MCTFB writes, "According to CNN, human beings may have acquired a gene for developing bigger brains from Neanderthal man. Apparently, 70% of the world's population has a variant of a gene regulating brain size, with this variant being most common in people of European descent (where Neanderthal man lived alongside ancient humans), and least common in people of African descent (where Neanderthal man was non-existent). While modern day eugenicists might all too eagerly read into these findings to draw their own politically biased conclusions, people such as myself, who happen to be of northern European ancestry, may find it fascinating that somewhere in our lineage ancient humans and Neanderthals decided to make love and not war on the ancient plains of Eurasia."

Virtual Earth 3D Beta Launched 188

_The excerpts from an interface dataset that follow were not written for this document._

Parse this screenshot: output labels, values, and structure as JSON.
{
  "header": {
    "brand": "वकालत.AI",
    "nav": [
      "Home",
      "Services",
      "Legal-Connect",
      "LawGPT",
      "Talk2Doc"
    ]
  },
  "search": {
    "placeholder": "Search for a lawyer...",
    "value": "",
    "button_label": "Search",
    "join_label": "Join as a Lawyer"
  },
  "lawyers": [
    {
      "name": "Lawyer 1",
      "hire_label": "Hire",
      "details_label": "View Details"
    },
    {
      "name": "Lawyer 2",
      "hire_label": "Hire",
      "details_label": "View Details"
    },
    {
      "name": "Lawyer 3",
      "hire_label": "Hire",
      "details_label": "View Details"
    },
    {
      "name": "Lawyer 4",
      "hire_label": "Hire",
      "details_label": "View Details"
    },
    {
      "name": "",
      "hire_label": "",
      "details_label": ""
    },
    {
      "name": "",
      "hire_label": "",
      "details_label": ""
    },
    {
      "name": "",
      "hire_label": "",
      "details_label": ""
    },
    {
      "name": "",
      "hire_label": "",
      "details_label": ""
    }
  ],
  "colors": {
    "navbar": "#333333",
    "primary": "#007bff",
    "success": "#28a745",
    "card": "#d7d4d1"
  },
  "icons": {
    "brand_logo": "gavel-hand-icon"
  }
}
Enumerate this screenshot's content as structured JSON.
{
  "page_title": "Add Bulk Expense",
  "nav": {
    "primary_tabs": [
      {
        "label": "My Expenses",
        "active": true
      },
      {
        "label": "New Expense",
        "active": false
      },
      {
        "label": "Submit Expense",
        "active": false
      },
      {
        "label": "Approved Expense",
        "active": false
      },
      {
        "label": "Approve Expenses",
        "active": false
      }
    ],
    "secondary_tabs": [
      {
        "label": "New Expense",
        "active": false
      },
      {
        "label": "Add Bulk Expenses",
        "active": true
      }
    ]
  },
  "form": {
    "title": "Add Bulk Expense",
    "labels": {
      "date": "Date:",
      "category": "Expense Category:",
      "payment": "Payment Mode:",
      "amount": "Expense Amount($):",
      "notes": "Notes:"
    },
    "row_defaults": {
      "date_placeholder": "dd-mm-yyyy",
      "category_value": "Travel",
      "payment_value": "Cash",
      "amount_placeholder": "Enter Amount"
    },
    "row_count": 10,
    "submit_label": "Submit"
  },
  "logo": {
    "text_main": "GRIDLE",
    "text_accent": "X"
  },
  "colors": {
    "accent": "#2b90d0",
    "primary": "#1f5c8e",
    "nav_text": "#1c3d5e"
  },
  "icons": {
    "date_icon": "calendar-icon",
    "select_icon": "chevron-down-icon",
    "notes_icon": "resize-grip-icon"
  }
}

Lord Satri writes "Microsoft has announced the launch of Virtual Earth 3D. There are numerous screenshots to be seen, as well as a Google Earth comparison from Spatially Adjusted. You can read the Google Earth Blog on why he thinks it's not a threat to Google. C|Net's coverage and the official press release provide lots of concrete details of the product. You can also read more from the development side or see the CBS report on Virtual Earth 3D. My main gripe: Windows and Internet Explorer 6/7 only. From the official press release: 'When people visit Live Search, type a query into the search box and click the "Maps" tab, they get their search results in a map context that offers the option to explore the area using two-dimensional views (aerial and bird's-eye) or three dimensional models with Virtual Earth 3D. This new technology compiles photographic images of cities and terrain to generate textured, photorealistic 3-D models with engineering level accuracy.'"

You are in the hall of the mountain king.